by Darius Stewart

In the early Sunday morning drowse
of the Travis County Jail,

paired off, handcuffed,
each to another & shuffling

in our over-sized flip-flops, we make our way
to court, waiting for the judge to appear

in his choir robe, yawning & wringing his eyes
of sleep between reading, one by one, the charges

we each face. I’m handcuffed to a man
who’s light-skinned—redbone we’d call him

in the ghetto—who insists on scratching
his balls each time the judge pauses

to allow Spanish translators to repeat charges
the non-English speaking are facing,

whether or not the court should contact the Mexican
consulate, & so forth, & it seems redbone

has made a game of this—at once enticing & irritating—
like so many men I’ve met outside these court room walls.

He might as well be any one of them, except the tattooed
tear below his right eye suggests he’s not

one given to sentimentality—a perpetual crier—but he’s a murderer
—yes, that’s what the tear means—& I wonder

what circumstances brought him to such depths
of human frailty—to kill a man & have forever

stamped on his face the night it all went down—
a drive-by shooting, a knife wedged between someone’s heart

& lungs somewhere in a black alley, the possibilities are endless—
& I shake my head, chuckle, knowing the crimes

he’s committed far supersede the drunk-
driving charges he’s now facing, & no one’s the wiser

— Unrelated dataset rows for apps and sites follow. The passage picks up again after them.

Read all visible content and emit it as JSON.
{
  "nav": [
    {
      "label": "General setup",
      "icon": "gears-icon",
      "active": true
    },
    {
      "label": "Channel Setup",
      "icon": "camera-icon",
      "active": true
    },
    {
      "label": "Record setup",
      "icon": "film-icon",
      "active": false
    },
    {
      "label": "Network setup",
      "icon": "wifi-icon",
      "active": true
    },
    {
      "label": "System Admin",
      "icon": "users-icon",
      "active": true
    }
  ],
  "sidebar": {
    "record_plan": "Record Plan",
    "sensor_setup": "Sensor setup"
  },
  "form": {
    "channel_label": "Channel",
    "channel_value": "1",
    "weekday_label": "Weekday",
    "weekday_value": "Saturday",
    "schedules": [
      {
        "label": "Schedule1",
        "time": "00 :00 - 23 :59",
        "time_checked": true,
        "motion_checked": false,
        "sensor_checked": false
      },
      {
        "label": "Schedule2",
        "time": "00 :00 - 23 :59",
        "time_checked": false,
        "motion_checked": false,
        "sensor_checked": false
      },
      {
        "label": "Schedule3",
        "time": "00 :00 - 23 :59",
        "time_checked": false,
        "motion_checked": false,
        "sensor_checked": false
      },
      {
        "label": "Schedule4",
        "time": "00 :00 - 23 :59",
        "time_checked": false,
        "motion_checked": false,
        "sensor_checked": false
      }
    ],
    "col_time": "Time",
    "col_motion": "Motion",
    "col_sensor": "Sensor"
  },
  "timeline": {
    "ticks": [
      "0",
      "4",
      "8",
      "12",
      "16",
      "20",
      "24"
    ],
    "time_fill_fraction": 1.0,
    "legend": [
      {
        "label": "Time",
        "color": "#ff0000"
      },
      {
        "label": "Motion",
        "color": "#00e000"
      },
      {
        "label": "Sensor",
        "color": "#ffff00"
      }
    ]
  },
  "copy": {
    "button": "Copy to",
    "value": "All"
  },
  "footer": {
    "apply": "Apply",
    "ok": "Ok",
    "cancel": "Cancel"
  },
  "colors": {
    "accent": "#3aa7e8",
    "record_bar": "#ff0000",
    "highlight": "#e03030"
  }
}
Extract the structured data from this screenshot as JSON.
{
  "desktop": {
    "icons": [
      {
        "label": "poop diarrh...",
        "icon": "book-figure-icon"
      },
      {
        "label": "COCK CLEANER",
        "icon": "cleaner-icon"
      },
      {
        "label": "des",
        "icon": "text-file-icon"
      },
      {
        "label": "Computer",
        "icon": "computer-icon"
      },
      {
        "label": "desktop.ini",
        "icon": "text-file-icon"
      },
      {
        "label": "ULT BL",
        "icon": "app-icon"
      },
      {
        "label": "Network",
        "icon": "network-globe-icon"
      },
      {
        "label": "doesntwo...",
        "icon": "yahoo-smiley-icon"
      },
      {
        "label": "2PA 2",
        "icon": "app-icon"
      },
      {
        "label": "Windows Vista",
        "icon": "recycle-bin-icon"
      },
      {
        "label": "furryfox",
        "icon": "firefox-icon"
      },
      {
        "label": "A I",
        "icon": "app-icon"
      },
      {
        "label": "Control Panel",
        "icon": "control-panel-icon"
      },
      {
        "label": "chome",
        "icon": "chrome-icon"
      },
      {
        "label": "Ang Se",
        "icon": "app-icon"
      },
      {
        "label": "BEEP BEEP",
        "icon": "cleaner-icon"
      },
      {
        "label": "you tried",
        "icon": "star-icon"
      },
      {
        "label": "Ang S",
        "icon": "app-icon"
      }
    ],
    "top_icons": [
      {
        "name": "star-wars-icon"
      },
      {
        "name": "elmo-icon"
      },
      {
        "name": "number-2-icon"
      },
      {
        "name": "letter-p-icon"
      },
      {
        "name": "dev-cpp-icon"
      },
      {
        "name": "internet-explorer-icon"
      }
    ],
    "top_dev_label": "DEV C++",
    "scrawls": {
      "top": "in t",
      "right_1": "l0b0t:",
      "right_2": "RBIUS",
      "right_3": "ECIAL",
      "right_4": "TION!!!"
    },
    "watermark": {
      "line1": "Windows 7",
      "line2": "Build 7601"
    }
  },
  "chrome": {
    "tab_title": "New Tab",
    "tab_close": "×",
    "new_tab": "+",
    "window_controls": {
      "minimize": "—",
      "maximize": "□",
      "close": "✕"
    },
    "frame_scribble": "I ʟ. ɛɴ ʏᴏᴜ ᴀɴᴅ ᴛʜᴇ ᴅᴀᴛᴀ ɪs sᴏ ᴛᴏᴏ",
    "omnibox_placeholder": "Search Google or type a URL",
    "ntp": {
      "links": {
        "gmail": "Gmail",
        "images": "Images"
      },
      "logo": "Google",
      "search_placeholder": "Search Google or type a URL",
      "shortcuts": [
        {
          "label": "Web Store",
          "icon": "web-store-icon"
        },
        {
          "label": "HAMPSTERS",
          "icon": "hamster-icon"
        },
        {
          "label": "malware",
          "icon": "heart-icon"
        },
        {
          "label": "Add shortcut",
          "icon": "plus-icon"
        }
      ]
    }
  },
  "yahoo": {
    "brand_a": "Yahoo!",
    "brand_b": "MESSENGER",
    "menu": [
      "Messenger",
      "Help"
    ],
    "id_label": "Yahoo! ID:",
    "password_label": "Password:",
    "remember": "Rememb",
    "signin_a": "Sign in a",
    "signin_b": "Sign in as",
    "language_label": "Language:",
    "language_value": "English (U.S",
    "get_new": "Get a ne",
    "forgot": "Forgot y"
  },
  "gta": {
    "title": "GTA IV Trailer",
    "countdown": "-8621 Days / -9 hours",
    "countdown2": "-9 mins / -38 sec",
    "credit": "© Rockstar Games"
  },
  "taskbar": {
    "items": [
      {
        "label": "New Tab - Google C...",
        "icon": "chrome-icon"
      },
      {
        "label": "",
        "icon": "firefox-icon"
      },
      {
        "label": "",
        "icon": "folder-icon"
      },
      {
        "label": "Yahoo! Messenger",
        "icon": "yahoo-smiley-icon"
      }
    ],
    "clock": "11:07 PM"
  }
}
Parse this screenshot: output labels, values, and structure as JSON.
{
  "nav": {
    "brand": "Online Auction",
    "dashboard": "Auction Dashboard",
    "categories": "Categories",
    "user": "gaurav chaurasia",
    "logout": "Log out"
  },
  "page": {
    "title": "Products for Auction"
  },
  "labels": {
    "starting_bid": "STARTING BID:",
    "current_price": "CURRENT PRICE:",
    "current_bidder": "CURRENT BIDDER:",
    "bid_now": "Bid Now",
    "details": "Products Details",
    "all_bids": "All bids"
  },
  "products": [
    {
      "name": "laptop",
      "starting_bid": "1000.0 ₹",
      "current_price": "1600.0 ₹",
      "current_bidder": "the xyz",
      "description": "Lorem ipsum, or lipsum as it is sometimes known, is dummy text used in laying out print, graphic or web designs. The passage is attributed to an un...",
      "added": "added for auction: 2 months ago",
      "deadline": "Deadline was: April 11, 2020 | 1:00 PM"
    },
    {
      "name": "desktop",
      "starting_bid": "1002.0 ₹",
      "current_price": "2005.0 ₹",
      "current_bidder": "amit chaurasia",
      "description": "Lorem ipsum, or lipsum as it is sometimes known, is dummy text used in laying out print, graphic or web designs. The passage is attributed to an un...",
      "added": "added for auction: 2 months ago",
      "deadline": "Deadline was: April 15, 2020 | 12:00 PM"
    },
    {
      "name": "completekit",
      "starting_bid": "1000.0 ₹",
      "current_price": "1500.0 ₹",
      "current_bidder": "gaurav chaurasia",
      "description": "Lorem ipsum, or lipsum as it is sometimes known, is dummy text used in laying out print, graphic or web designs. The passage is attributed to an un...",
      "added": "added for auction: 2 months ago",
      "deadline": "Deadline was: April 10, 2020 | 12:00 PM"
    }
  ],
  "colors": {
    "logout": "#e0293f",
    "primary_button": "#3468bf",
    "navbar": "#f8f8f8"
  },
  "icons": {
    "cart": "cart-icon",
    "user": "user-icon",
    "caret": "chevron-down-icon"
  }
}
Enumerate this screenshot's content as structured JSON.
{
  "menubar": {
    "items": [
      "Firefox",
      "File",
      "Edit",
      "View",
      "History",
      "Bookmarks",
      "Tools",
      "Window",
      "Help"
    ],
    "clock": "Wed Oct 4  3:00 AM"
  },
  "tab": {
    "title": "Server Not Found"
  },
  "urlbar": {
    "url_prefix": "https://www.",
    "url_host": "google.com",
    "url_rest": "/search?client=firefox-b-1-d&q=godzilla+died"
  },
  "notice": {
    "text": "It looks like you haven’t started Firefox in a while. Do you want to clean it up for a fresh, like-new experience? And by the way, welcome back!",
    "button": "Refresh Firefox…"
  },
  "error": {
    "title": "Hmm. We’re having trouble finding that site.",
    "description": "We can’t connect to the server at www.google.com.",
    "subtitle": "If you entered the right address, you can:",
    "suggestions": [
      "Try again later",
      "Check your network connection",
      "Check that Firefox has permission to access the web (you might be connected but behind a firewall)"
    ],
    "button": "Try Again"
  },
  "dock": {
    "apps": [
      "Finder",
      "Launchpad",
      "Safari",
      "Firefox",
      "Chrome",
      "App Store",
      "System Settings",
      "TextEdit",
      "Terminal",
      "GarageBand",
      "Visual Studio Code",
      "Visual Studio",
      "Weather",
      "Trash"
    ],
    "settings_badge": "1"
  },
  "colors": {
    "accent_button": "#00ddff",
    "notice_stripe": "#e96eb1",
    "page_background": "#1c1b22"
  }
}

save those who can read symbols on a man’s face
& know he’s completed a rite of passage,

a Bar Mitzvah of the ghetto variety, though
how does my second-degree felony charge stack

against his crimes, I wonder—me, who prefers Pinot Gris
to malt liquor, me who sautés & brines, writes

the moon into a story of unrequited love, me who witnesses
tufts of pubic hair wiring their way upward each time

he scratches himself, pondering
if it could ever work out between us.

Or is it the bond of incarceration that bonds us
as we are wrist-bound to one another, as if

we are indeed a portrait of perfect compatibility
—his Eliza Doolittle to my Professor Higgins.

Though of course, this is mere fantasy,
synapses snapped in the brain preventing

mind’s access to rational thought—
though in bearing this, seeds of regret blossom

in my throat & I’m choked with grief, knowing this is the end
of our courtship, & I must touch everywhere but where

our wrists are communally bound,
kiss his lips, that lone tear, awaken him

from the life that’s led him to this place.


Darius Stewart was born in Knoxville, TN, in 1979. He holds degrees from The University of Tennessee and the Michener Center for Writers (a B.A. and an M.F.A., respectively). He has been previously anthologized in two volumes of The Southern Poetry Anthology series, The Best Gay Poetry 2008. He’s been published elsewhere in Callaloo, The Seattle Review, Meridian, and dozens of other journals. He has authored three chapbooks: The Terribly Beautiful (2006), Sotto Voce (2008) and The Ghost the Night Becomes (2014). He bartends for a living because it makes more money than teaching, and lives with two dogs: Fry (his) and Waffles (his housemate’s, who doesn’t think he’s an artist, but he is).